The exception was 1917 when World War I shut it down (coincidentally, this was also just before the onset of the Spanish Flu), but it reopened again after the war ended.
The grounds were ultimately permanently closed to the public in 1923 by Calvin Coolidge. And though rare, Costello reminds that the White House often mirrors the nation.
"It's not unprecedented to have this kind of cancellation, and abide by new guidelines even at the White House," he said. "Things do reverberate from us as a country to the White House, and they have to respond, the complex has to adjust."
The White House also underwent changes during the Great Depression, when Franklin D. Roosevelt and Eleanor Roosevelt were president and first lady, Costello said. Both Roosevelts were from wealthy backgrounds, and very much accustomed to the finer things in life (not unlike the Trumps).
But when the country suffered insurmountable financial turmoil, Eleanor Roosevelt insisted the White House at least offer the perception they, too, were scaling dramatically back.
She stopped the commonplace extravagant, multi-course meals of fine, imported gourmet items, turning instead to simple two-course lunches and dinners of generic American fare. She became cognizant of being wasteful and ostentatious.
"FDR hated it. He would try to sneak in meals here and there," Costello said. (Earnest Hemingway was a guest at the White House in the mid-1930s, when Eleanor Roosevelt was still operating under reduced gourmet guidelines. He described the meal he had there in a letter to his mother-in-law as "rainwater soup followed by rubber squab.")
"The President might not have liked what he was eating, or how he was eating it, but the first lady was very aware of the optics of the time, and she wanted to be in tune with the country and not have the White House be exempt," the presidential historian said.
For now at least, the meals at the Trump White House have not changed; the President's beloved Dover sole is likely still in heavy rotation.
"It's been explained to me by staff that the White House is like a five-star hotel," said Brower, who added it is the chief usher, Timothy Harleth, who works to make sure whatever the first family wants to eat is procured. "I think they would still need someone working in the storeroom department to go to local supermarkets and buy food and supplies."
The first family pays for their own food.
Costello said though the White House is meant to be aspirational, it remains a part of our democracy that also is responsive to the times.

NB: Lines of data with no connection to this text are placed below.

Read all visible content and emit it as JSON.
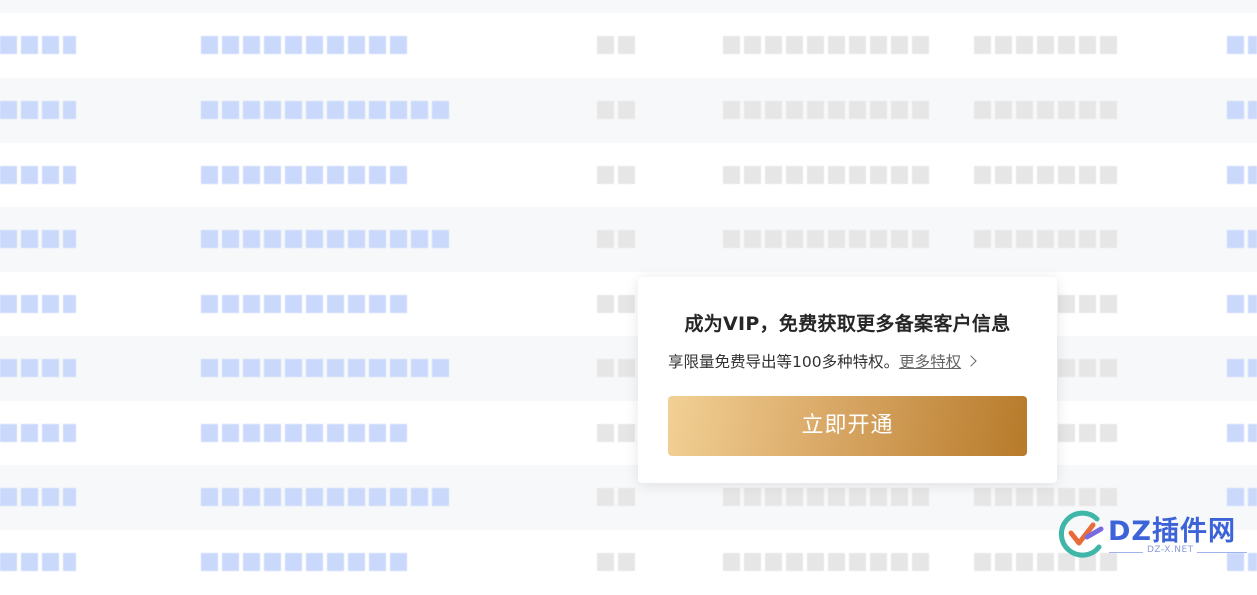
{
  "rows": [
    {
      "id": 1
    },
    {
      "id": 2
    },
    {
      "id": 3
    },
    {
      "id": 4
    },
    {
      "id": 5
    },
    {
      "id": 6
    },
    {
      "id": 7
    },
    {
      "id": 8
    },
    {
      "id": 9
    }
  ],
  "vip_popup": {
    "title": "成为VIP，免费获取更多备案客户信息",
    "description": "享限量免费导出等100多种特权。",
    "more_link": "更多特权",
    "cta_button": "立即开通"
  },
  "watermark": {
    "title": "DZ插件网",
    "subtitle": "DZ-X.NET"
  },
  "colors": {
    "blurred_link": "#c9d8fb",
    "blurred_text": "#e6e6e6",
    "row_alt": "#f7f8fa",
    "cta_gradient_start": "#f2d095",
    "cta_gradient_end": "#b77a2a",
    "watermark_brand": "#3d63d8"
  }
}
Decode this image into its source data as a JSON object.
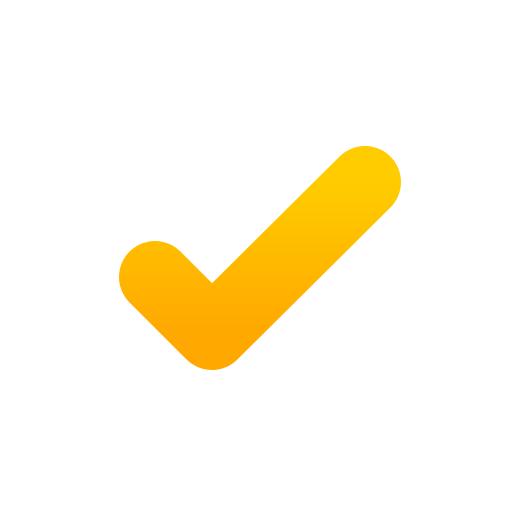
{
  "icon": {
    "name": "checkmark-icon",
    "colors": {
      "gradient_top": "#FFCC00",
      "gradient_bottom": "#FFA800",
      "background": "#FFFFFF"
    }
  }
}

"Things must change at the White House when there are larger external forces acting on it," said Costello. "It's a lofty ideal, the people's house, and we have to ground it in some reality."